RECORDS SHOWN:
+ + +

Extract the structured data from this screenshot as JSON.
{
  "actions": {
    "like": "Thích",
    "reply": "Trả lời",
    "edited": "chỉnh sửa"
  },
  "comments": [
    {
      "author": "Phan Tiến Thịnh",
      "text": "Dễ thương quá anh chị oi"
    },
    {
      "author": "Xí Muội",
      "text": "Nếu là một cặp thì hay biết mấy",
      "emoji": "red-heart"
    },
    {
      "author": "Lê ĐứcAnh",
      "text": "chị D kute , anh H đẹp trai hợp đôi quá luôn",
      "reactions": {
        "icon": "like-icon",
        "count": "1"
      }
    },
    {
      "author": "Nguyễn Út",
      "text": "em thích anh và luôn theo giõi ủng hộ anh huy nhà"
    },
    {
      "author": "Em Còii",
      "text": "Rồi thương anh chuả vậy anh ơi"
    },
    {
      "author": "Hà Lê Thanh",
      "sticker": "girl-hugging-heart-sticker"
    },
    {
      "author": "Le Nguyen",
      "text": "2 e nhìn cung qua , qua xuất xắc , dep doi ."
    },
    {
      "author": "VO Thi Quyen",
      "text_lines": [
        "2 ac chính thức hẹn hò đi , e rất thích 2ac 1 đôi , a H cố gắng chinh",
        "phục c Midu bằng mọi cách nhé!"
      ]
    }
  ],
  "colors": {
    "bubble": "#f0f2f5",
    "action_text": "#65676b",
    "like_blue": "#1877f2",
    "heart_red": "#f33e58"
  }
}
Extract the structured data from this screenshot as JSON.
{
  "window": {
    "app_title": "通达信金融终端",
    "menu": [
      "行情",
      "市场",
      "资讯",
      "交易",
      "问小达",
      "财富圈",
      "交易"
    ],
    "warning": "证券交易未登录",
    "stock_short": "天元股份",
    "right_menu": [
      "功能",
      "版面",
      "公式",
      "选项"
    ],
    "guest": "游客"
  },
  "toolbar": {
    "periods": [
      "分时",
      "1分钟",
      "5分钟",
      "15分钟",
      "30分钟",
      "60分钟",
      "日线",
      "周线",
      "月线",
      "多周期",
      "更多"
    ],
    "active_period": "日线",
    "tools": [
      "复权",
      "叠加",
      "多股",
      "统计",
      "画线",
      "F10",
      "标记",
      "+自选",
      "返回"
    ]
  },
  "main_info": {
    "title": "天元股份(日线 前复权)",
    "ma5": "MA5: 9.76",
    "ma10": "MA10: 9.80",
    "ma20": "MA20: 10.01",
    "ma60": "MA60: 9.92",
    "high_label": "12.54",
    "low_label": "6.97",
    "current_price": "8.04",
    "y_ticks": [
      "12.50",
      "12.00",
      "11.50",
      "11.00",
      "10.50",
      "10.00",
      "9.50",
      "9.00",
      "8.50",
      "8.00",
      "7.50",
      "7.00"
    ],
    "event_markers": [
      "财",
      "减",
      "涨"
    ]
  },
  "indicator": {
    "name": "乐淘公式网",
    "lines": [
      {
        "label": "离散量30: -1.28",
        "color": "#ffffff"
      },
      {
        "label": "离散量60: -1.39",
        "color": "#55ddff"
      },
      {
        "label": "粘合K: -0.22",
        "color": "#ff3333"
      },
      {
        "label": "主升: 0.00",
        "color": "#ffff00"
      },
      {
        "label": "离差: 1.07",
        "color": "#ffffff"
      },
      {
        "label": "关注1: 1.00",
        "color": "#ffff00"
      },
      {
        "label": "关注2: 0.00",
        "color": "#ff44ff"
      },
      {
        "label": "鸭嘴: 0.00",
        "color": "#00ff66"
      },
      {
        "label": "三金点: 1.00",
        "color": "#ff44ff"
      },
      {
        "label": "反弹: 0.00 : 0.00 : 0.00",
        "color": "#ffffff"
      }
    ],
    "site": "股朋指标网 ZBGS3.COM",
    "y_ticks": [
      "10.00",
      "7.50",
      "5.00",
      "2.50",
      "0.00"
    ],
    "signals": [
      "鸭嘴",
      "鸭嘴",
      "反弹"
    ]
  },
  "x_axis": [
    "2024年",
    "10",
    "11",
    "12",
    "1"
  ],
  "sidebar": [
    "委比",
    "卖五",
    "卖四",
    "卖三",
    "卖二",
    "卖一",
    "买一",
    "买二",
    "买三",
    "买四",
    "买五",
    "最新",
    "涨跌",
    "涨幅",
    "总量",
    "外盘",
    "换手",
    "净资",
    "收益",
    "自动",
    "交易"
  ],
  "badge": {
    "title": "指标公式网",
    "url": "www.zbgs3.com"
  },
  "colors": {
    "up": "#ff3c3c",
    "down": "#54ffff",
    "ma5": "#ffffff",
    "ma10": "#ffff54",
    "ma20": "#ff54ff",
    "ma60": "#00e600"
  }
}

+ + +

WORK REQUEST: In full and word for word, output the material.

REPLY:
Extract the structured data from this screenshot as JSON.
{
  "actions": {
    "like": "Thích",
    "reply": "Trả lời",
    "edited": "chỉnh sửa"
  },
  "comments": [
    {
      "author": "Phan Tiến Thịnh",
      "text": "Dễ thương quá anh chị oi"
    },
    {
      "author": "Xí Muội",
      "text": "Nếu là một cặp thì hay biết mấy",
      "emoji": "red-heart"
    },
    {
      "author": "Lê ĐứcAnh",
      "text": "chị D kute , anh H đẹp trai hợp đôi quá luôn",
      "reactions": {
        "icon": "like-icon",
        "count": "1"
      }
    },
    {
      "author": "Nguyễn Út",
      "text": "em thích anh và luôn theo giõi ủng hộ anh huy nhà"
    },
    {
      "author": "Em Còii",
      "text": "Rồi thương anh chuả vậy anh ơi"
    },
    {
      "author": "Hà Lê Thanh",
      "sticker": "girl-hugging-heart-sticker"
    },
    {
      "author": "Le Nguyen",
      "text": "2 e nhìn cung qua , qua xuất xắc , dep doi ."
    },
    {
      "author": "VO Thi Quyen",
      "text_lines": [
        "2 ac chính thức hẹn hò đi , e rất thích 2ac 1 đôi , a H cố gắng chinh",
        "phục c Midu bằng mọi cách nhé!"
      ]
    }
  ],
  "colors": {
    "bubble": "#f0f2f5",
    "action_text": "#65676b",
    "like_blue": "#1877f2",
    "heart_red": "#f33e58"
  }
}
Extract the structured data from this screenshot as JSON.
{
  "window": {
    "app_title": "通达信金融终端",
    "menu": [
      "行情",
      "市场",
      "资讯",
      "交易",
      "问小达",
      "财富圈",
      "交易"
    ],
    "warning": "证券交易未登录",
    "stock_short": "天元股份",
    "right_menu": [
      "功能",
      "版面",
      "公式",
      "选项"
    ],
    "guest": "游客"
  },
  "toolbar": {
    "periods": [
      "分时",
      "1分钟",
      "5分钟",
      "15分钟",
      "30分钟",
      "60分钟",
      "日线",
      "周线",
      "月线",
      "多周期",
      "更多"
    ],
    "active_period": "日线",
    "tools": [
      "复权",
      "叠加",
      "多股",
      "统计",
      "画线",
      "F10",
      "标记",
      "+自选",
      "返回"
    ]
  },
  "main_info": {
    "title": "天元股份(日线 前复权)",
    "ma5": "MA5: 9.76",
    "ma10": "MA10: 9.80",
    "ma20": "MA20: 10.01",
    "ma60": "MA60: 9.92",
    "high_label": "12.54",
    "low_label": "6.97",
    "current_price": "8.04",
    "y_ticks": [
      "12.50",
      "12.00",
      "11.50",
      "11.00",
      "10.50",
      "10.00",
      "9.50",
      "9.00",
      "8.50",
      "8.00",
      "7.50",
      "7.00"
    ],
    "event_markers": [
      "财",
      "减",
      "涨"
    ]
  },
  "indicator": {
    "name": "乐淘公式网",
    "lines": [
      {
        "label": "离散量30: -1.28",
        "color": "#ffffff"
      },
      {
        "label": "离散量60: -1.39",
        "color": "#55ddff"
      },
      {
        "label": "粘合K: -0.22",
        "color": "#ff3333"
      },
      {
        "label": "主升: 0.00",
        "color": "#ffff00"
      },
      {
        "label": "离差: 1.07",
        "color": "#ffffff"
      },
      {
        "label": "关注1: 1.00",
        "color": "#ffff00"
      },
      {
        "label": "关注2: 0.00",
        "color": "#ff44ff"
      },
      {
        "label": "鸭嘴: 0.00",
        "color": "#00ff66"
      },
      {
        "label": "三金点: 1.00",
        "color": "#ff44ff"
      },
      {
        "label": "反弹: 0.00 : 0.00 : 0.00",
        "color": "#ffffff"
      }
    ],
    "site": "股朋指标网 ZBGS3.COM",
    "y_ticks": [
      "10.00",
      "7.50",
      "5.00",
      "2.50",
      "0.00"
    ],
    "signals": [
      "鸭嘴",
      "鸭嘴",
      "反弹"
    ]
  },
  "x_axis": [
    "2024年",
    "10",
    "11",
    "12",
    "1"
  ],
  "sidebar": [
    "委比",
    "卖五",
    "卖四",
    "卖三",
    "卖二",
    "卖一",
    "买一",
    "买二",
    "买三",
    "买四",
    "买五",
    "最新",
    "涨跌",
    "涨幅",
    "总量",
    "外盘",
    "换手",
    "净资",
    "收益",
    "自动",
    "交易"
  ],
  "badge": {
    "title": "指标公式网",
    "url": "www.zbgs3.com"
  },
  "colors": {
    "up": "#ff3c3c",
    "down": "#54ffff",
    "ma5": "#ffffff",
    "ma10": "#ffff54",
    "ma20": "#ff54ff",
    "ma60": "#00e600"
  }
}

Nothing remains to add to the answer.